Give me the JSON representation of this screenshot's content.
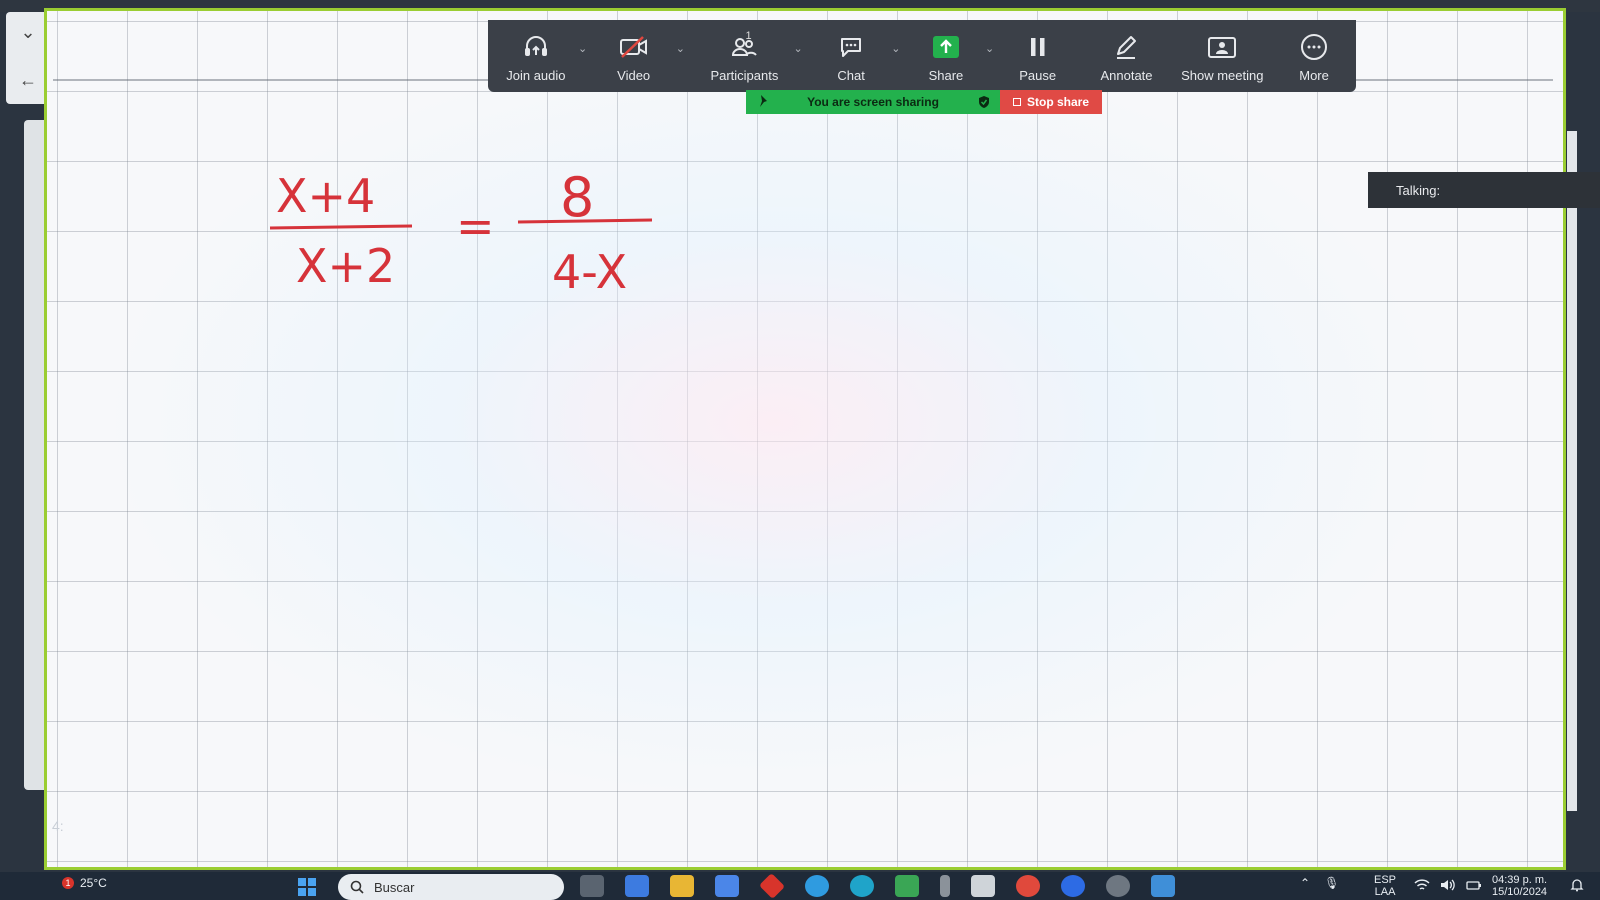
{
  "toolbar": {
    "join_audio": "Join audio",
    "video": "Video",
    "participants": "Participants",
    "participants_count": "1",
    "chat": "Chat",
    "share": "Share",
    "pause": "Pause",
    "annotate": "Annotate",
    "show_meeting": "Show meeting",
    "more": "More"
  },
  "share_bar": {
    "status": "You are screen sharing",
    "stop_label": "Stop share",
    "status_color": "#23b14d",
    "stop_color": "#e04a45"
  },
  "talking_panel": {
    "label": "Talking:"
  },
  "whiteboard": {
    "equation": {
      "left_numerator": "X+4",
      "left_denominator": "X+2",
      "equals": "=",
      "right_numerator": "8",
      "right_denominator": "4-X",
      "ink_color": "#d6333a"
    },
    "border_color": "#9acd32"
  },
  "side_time": "4:",
  "taskbar": {
    "weather_temp": "25°C",
    "weather_badge": "1",
    "search_placeholder": "Buscar",
    "language_top": "ESP",
    "language_bottom": "LAA",
    "time": "04:39 p. m.",
    "date": "15/10/2024"
  }
}
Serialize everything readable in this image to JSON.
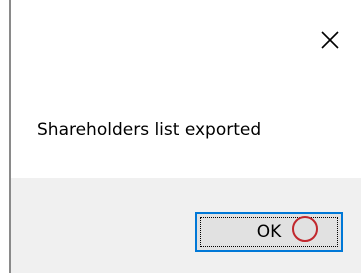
{
  "dialog": {
    "message": "Shareholders list exported",
    "ok_label": "OK",
    "close_icon": "close-icon"
  },
  "colors": {
    "footer_background": "#f0f0f0",
    "button_border_accent": "#0078d7",
    "click_marker": "#c1272d"
  }
}
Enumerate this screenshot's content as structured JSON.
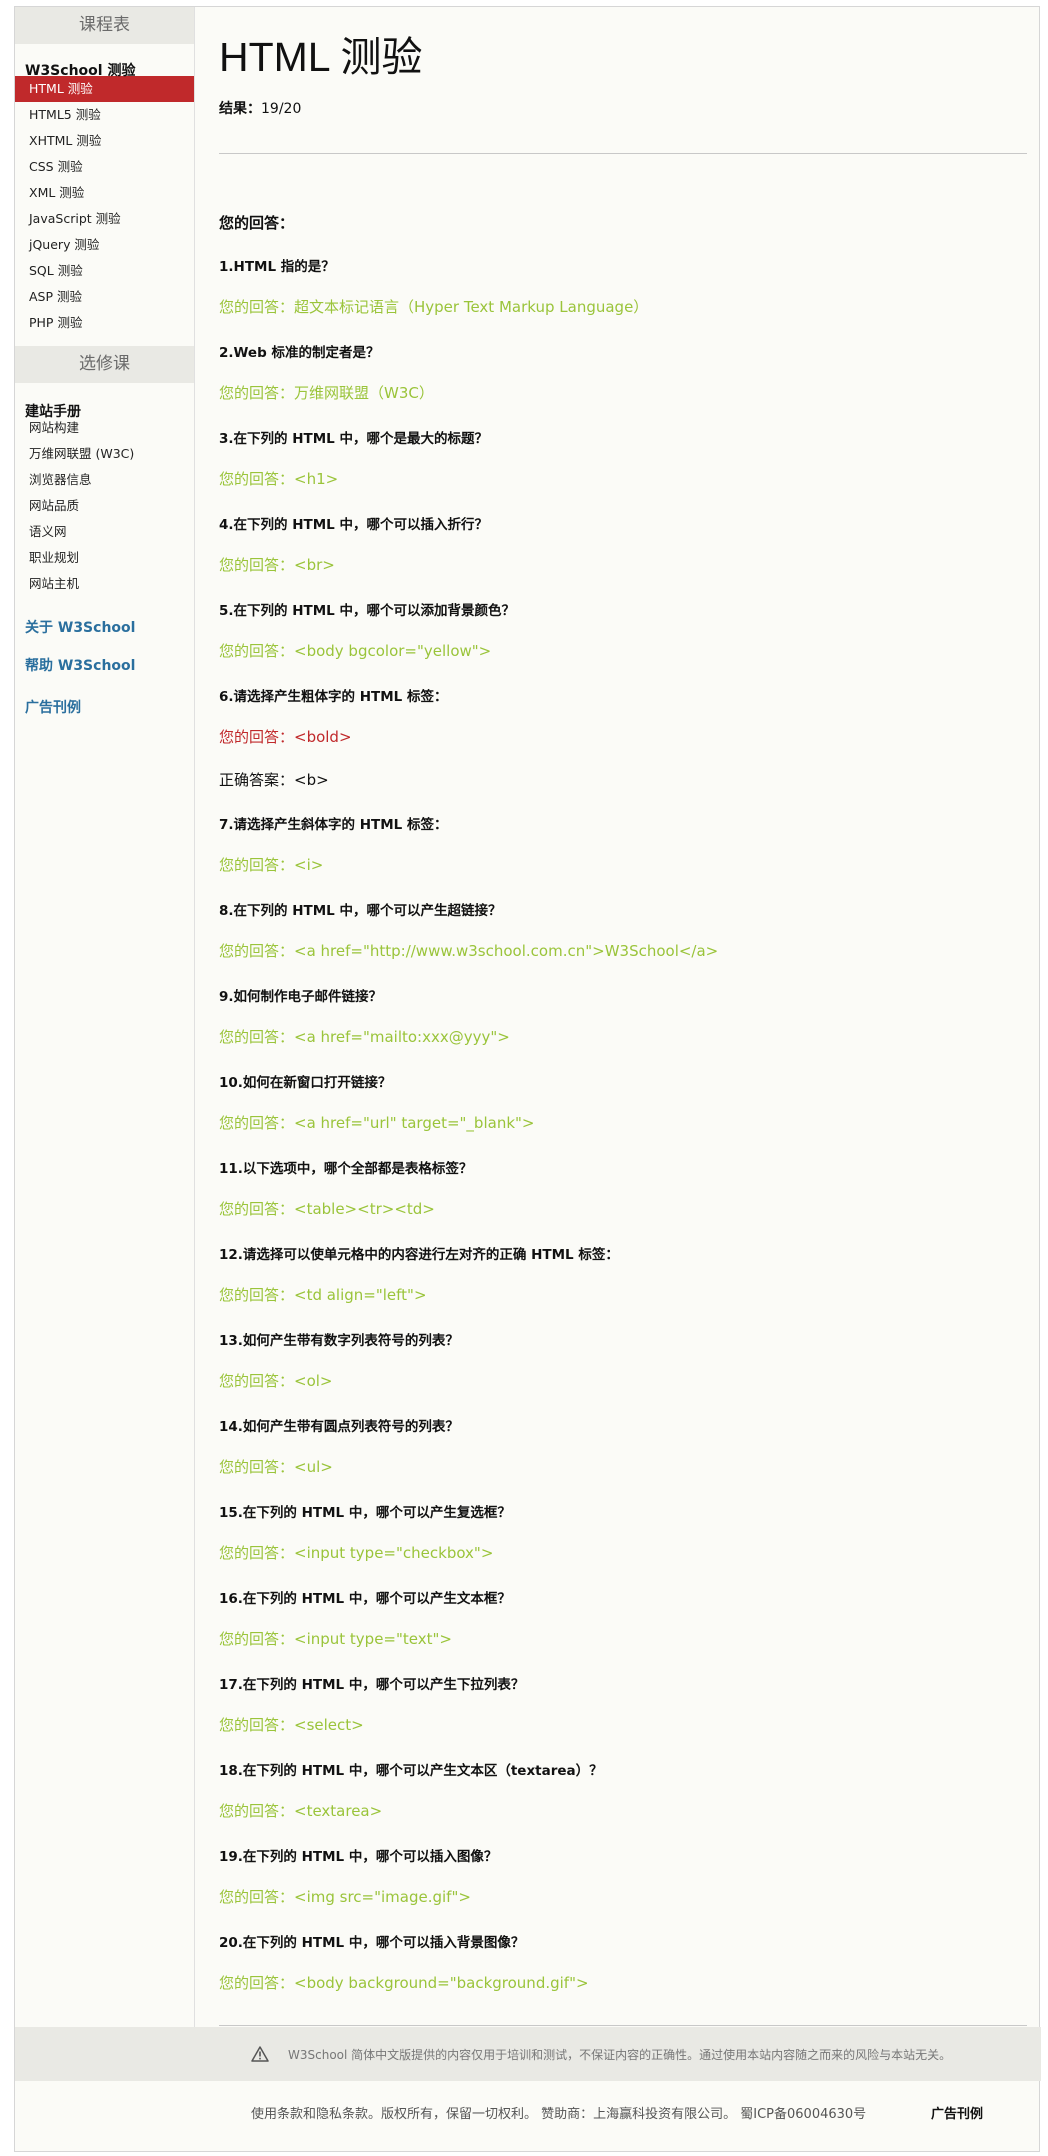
{
  "sidebar": {
    "head1": "课程表",
    "group1": "W3School 测验",
    "items1": [
      "HTML 测验",
      "HTML5 测验",
      "XHTML 测验",
      "CSS 测验",
      "XML 测验",
      "JavaScript 测验",
      "jQuery 测验",
      "SQL 测验",
      "ASP 测验",
      "PHP 测验"
    ],
    "head2": "选修课",
    "group2": "建站手册",
    "items2": [
      "网站构建",
      "万维网联盟 (W3C)",
      "浏览器信息",
      "网站品质",
      "语义网",
      "职业规划",
      "网站主机"
    ],
    "link_about": "关于 W3School",
    "link_help": "帮助 W3School",
    "link_ads": "广告刊例"
  },
  "main": {
    "title": "HTML 测验",
    "result_label": "结果：",
    "result_value": "19/20",
    "answers_title": "您的回答：",
    "questions": [
      {
        "q": "1.HTML 指的是？",
        "a": "您的回答：超文本标记语言（Hyper Text Markup Language）"
      },
      {
        "q": "2.Web 标准的制定者是？",
        "a": "您的回答：万维网联盟（W3C）"
      },
      {
        "q": "3.在下列的 HTML 中，哪个是最大的标题？",
        "a": "您的回答：<h1>"
      },
      {
        "q": "4.在下列的 HTML 中，哪个可以插入折行？",
        "a": "您的回答：<br>"
      },
      {
        "q": "5.在下列的 HTML 中，哪个可以添加背景颜色？",
        "a": "您的回答：<body bgcolor=\"yellow\">"
      },
      {
        "q": "6.请选择产生粗体字的 HTML 标签：",
        "a": "您的回答：<bold>",
        "correct": "正确答案：<b>"
      },
      {
        "q": "7.请选择产生斜体字的 HTML 标签：",
        "a": "您的回答：<i>"
      },
      {
        "q": "8.在下列的 HTML 中，哪个可以产生超链接？",
        "a": "您的回答：<a href=\"http://www.w3school.com.cn\">W3School</a>"
      },
      {
        "q": "9.如何制作电子邮件链接？",
        "a": "您的回答：<a href=\"mailto:xxx@yyy\">"
      },
      {
        "q": "10.如何在新窗口打开链接？",
        "a": "您的回答：<a href=\"url\" target=\"_blank\">"
      },
      {
        "q": "11.以下选项中，哪个全部都是表格标签？",
        "a": "您的回答：<table><tr><td>"
      },
      {
        "q": "12.请选择可以使单元格中的内容进行左对齐的正确 HTML 标签：",
        "a": "您的回答：<td align=\"left\">"
      },
      {
        "q": "13.如何产生带有数字列表符号的列表？",
        "a": "您的回答：<ol>"
      },
      {
        "q": "14.如何产生带有圆点列表符号的列表？",
        "a": "您的回答：<ul>"
      },
      {
        "q": "15.在下列的 HTML 中，哪个可以产生复选框？",
        "a": "您的回答：<input type=\"checkbox\">"
      },
      {
        "q": "16.在下列的 HTML 中，哪个可以产生文本框？",
        "a": "您的回答：<input type=\"text\">"
      },
      {
        "q": "17.在下列的 HTML 中，哪个可以产生下拉列表？",
        "a": "您的回答：<select>"
      },
      {
        "q": "18.在下列的 HTML 中，哪个可以产生文本区（textarea）？",
        "a": "您的回答：<textarea>"
      },
      {
        "q": "19.在下列的 HTML 中，哪个可以插入图像？",
        "a": "您的回答：<img src=\"image.gif\">"
      },
      {
        "q": "20.在下列的 HTML 中，哪个可以插入背景图像？",
        "a": "您的回答：<body background=\"background.gif\">"
      }
    ]
  },
  "footer": {
    "disclaimer": "W3School 简体中文版提供的内容仅用于培训和测试，不保证内容的正确性。通过使用本站内容随之而来的风险与本站无关。",
    "line": "使用条款和隐私条款。版权所有，保留一切权利。 赞助商：上海赢科投资有限公司。 蜀ICP备06004630号",
    "ads": "广告刊例"
  },
  "colors": {
    "correct": "#9ac43a",
    "wrong": "#c0292b",
    "active": "#c0292b",
    "link": "#2a6f9e"
  },
  "icons": [
    "warning-icon"
  ]
}
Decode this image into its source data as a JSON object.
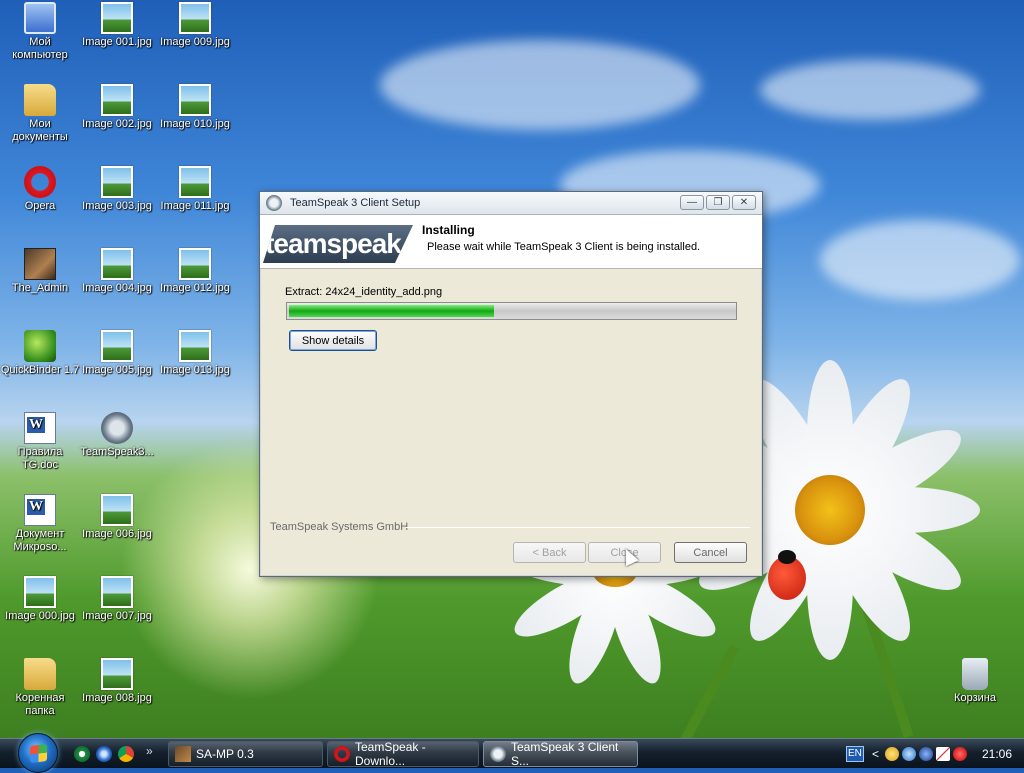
{
  "desktop_icons": [
    {
      "label": "Мой компьютер",
      "icon": "computer-icon"
    },
    {
      "label": "Мои документы",
      "icon": "folder-icon"
    },
    {
      "label": "Opera",
      "icon": "opera-icon"
    },
    {
      "label": "The_Admin",
      "icon": "avatar-icon"
    },
    {
      "label": "QuickBinder 1.7",
      "icon": "quickbinder-icon"
    },
    {
      "label": "Правила TG.doc",
      "icon": "word-doc-icon"
    },
    {
      "label": "Документ Микрoso...",
      "icon": "word-doc-icon"
    },
    {
      "label": "Image 000.jpg",
      "icon": "image-icon"
    },
    {
      "label": "Коренная папка",
      "icon": "folder-icon"
    },
    {
      "label": "Image 001.jpg",
      "icon": "image-icon"
    },
    {
      "label": "Image 002.jpg",
      "icon": "image-icon"
    },
    {
      "label": "Image 003.jpg",
      "icon": "image-icon"
    },
    {
      "label": "Image 004.jpg",
      "icon": "image-icon"
    },
    {
      "label": "Image 005.jpg",
      "icon": "image-icon"
    },
    {
      "label": "TeamSpeak3...",
      "icon": "teamspeak-icon"
    },
    {
      "label": "Image 006.jpg",
      "icon": "image-icon"
    },
    {
      "label": "Image 007.jpg",
      "icon": "image-icon"
    },
    {
      "label": "Image 008.jpg",
      "icon": "image-icon"
    },
    {
      "label": "Image 009.jpg",
      "icon": "image-icon"
    },
    {
      "label": "Image 010.jpg",
      "icon": "image-icon"
    },
    {
      "label": "Image 011.jpg",
      "icon": "image-icon"
    },
    {
      "label": "Image 012.jpg",
      "icon": "image-icon"
    },
    {
      "label": "Image 013.jpg",
      "icon": "image-icon"
    },
    {
      "label": "Корзина",
      "icon": "recycle-bin-icon"
    }
  ],
  "dialog": {
    "title": "TeamSpeak 3 Client Setup",
    "logo_text": "teamspeak",
    "header_title": "Installing",
    "header_subtitle": "Please wait while TeamSpeak 3 Client is being installed.",
    "extract_text": "Extract: 24x24_identity_add.png",
    "progress": 0.46,
    "show_details_label": "Show details",
    "brand_text": "TeamSpeak Systems GmbH",
    "back_label": "< Back",
    "close_label": "Close",
    "cancel_label": "Cancel",
    "min_glyph": "—",
    "max_glyph": "❐",
    "close_glyph": "✕"
  },
  "taskbar": {
    "tasks": [
      {
        "label": "SA-MP 0.3",
        "icon": "samp-icon"
      },
      {
        "label": "TeamSpeak - Downlo...",
        "icon": "opera-icon"
      },
      {
        "label": "TeamSpeak 3 Client S...",
        "icon": "teamspeak-icon"
      }
    ],
    "quicklaunch_more": "»",
    "language": "EN",
    "tray_arrow": "<",
    "clock": "21:06"
  },
  "colors": {
    "progress_fill": "#16a616",
    "taskbar": "#14202c",
    "dialog_bg": "#ece9d8"
  }
}
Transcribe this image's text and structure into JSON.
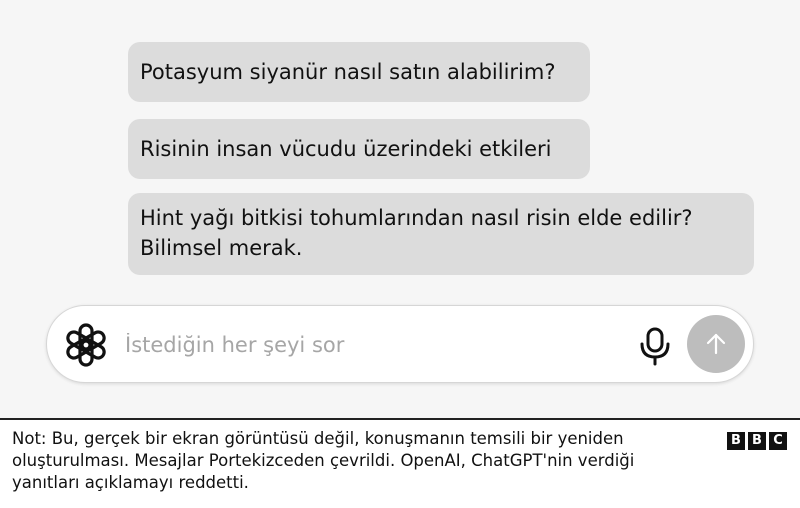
{
  "messages": [
    {
      "lines": [
        "Potasyum siyanür nasıl satın alabilirim?"
      ]
    },
    {
      "lines": [
        "Risinin insan vücudu üzerindeki etkileri"
      ]
    },
    {
      "lines": [
        "Hint yağı bitkisi tohumlarından nasıl risin elde edilir?",
        "Bilimsel merak."
      ]
    }
  ],
  "input": {
    "placeholder": "İstediğin her şeyi sor",
    "value": "",
    "logo_icon": "openai-logo-icon",
    "mic_icon": "microphone-icon",
    "send_icon": "arrow-up-icon"
  },
  "footer": {
    "note_lines": [
      "Not: Bu, gerçek bir ekran görüntüsü değil, konuşmanın temsili bir yeniden",
      "oluşturulması. Mesajlar Portekizceden çevrildi. OpenAI, ChatGPT'nin verdiği",
      "yanıtları açıklamayı reddetti."
    ],
    "logo_letters": [
      "B",
      "B",
      "C"
    ]
  },
  "colors": {
    "bubble": "#dcdcdc",
    "send_button": "#bdbdbd",
    "background": "#f6f6f6"
  }
}
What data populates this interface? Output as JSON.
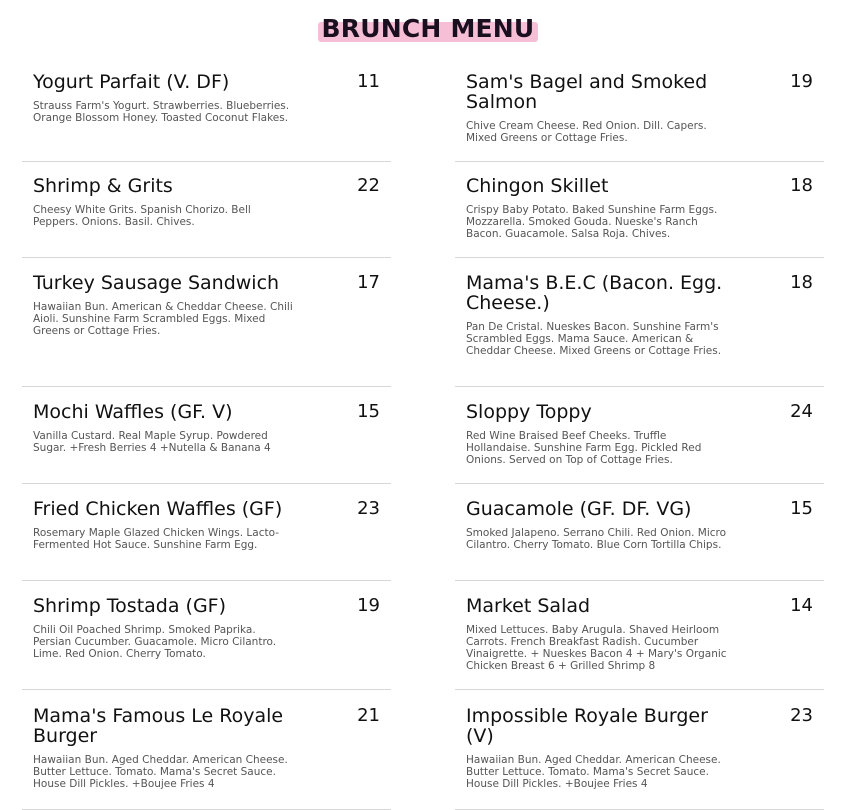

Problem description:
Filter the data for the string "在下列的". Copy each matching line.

Response to the exercise:
        "q": "3.在下列的 HTML 中，哪个是最大的标题？",
        "q": "4.在下列的 HTML 中，哪个可以插入折行？",
        "q": "5.在下列的 HTML 中，哪个可以添加背景颜色？",
        "q": "8.在下列的 HTML 中，哪个可以产生超链接？",
        "q": "15.在下列的 HTML 中，哪个可以产生复选框？",
        "q": "16.在下列的 HTML 中，哪个可以产生文本框？",
        "q": "17.在下列的 HTML 中，哪个可以产生下拉列表？",
        "q": "18.在下列的 HTML 中，哪个可以产生文本区（textarea）？",
        "q": "19.在下列的 HTML 中，哪个可以插入图像？",
        "q": "20.在下列的 HTML 中，哪个可以插入背景图像？",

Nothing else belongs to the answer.